Unfortunately, the ACLU and others filed a lawsuit against the SAFE Act last summer, before the law officially took effect.
U.S. District Judge James Moody temporarily blocked the state from enforcing the law while the lawsuit progresses. The lawsuit is set to go to trial in October.
Arkansas’ Attorney General asked the Eighth Circuit to lift his order so that the state can start enforcing the law right away.
Judges James B. Loken, Jane Kelly, and Katherine M. Menendez heard arguments in the case last June.
President George H. W. Bush appointed Judge Loken to the Eighth Circuit, and he has served there since 1990.
Judge Kelly is one of President Obama’s appointees, and has been on the court since 2013.
Judge Menendez was appointed to the federal district court by President Biden last year.
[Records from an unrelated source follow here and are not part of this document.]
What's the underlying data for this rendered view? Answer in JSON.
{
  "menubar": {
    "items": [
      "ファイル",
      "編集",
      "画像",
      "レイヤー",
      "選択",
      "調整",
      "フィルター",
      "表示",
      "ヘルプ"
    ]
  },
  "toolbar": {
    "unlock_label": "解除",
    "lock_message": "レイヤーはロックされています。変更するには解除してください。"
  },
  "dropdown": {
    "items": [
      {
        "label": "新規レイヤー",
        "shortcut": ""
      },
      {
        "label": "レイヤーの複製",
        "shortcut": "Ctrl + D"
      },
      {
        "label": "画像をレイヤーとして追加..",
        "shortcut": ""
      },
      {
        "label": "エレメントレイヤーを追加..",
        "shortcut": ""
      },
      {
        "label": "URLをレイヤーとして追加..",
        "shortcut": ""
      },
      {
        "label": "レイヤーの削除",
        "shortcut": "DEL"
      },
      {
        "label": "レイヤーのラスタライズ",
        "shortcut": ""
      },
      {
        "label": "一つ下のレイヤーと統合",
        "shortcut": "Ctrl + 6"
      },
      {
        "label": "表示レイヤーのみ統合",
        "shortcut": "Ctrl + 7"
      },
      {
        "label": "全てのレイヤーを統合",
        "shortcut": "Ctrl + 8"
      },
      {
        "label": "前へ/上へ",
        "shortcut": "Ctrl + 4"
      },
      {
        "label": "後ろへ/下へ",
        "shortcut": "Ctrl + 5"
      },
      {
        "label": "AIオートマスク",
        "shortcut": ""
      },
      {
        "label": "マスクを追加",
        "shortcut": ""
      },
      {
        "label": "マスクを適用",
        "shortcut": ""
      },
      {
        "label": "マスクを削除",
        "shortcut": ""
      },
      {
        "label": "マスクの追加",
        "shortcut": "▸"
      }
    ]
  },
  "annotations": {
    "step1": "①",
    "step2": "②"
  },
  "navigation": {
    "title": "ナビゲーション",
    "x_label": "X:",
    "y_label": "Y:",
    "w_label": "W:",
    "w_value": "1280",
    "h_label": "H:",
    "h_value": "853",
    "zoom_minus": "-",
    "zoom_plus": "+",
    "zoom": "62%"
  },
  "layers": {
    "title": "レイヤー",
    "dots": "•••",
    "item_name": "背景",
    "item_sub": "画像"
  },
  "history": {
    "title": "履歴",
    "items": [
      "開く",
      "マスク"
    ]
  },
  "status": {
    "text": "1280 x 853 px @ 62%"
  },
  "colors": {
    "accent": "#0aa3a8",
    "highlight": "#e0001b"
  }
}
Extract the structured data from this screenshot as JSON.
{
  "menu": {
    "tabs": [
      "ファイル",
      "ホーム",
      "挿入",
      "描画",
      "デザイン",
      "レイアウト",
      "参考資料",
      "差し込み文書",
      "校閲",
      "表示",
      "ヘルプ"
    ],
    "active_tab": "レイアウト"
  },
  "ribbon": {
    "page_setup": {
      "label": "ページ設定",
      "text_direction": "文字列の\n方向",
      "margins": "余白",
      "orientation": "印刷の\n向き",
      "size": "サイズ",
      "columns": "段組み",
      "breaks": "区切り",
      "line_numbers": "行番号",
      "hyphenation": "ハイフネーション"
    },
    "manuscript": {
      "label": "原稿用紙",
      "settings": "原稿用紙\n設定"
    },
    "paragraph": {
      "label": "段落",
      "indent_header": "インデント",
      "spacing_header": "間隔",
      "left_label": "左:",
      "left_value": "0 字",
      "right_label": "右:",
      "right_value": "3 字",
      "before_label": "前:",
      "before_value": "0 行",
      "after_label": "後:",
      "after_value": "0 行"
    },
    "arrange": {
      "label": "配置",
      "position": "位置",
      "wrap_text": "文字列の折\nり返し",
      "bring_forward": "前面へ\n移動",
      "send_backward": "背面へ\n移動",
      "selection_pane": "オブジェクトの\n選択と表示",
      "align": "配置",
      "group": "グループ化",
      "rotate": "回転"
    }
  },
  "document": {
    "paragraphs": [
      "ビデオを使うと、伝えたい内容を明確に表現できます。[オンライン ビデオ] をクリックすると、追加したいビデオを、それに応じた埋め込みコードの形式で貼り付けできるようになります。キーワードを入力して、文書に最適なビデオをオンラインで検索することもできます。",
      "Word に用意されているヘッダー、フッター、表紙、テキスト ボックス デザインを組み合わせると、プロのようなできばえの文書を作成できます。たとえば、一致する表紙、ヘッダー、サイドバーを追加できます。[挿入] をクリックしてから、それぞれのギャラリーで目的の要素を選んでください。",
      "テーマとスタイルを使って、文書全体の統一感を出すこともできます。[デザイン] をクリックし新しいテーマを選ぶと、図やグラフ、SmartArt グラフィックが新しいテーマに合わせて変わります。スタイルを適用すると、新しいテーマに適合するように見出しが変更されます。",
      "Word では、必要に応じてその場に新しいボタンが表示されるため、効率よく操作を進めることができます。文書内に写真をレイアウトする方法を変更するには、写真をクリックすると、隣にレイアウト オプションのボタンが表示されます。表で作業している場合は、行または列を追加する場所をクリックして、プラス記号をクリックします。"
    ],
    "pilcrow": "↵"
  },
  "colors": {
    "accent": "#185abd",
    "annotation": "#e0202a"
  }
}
On Thursday the panel ruled that the state cannot enforce the law at this time.
This is a very bad ruling. Children should not be subjected to sex-reassignment procedures. Researchers do not know the long term effects puberty blockers and cross-sex hormones can have on kids. The panel’s decision today fails to protect the children of Arkansas.
The SAFE Act is commonsense legislation that protects children. It received overwhelming support from the Arkansas Legislature. Most voters in Arkansas support the law as well, according to polling by Talk Business & Politics and Hendrix College. Arkansans understand this is a good law. Our federal courts should as well.
Arkansas’ SAFE Act protects children. We believe federal courts ultimately will recognize that fact and uphold this good law as constitutional.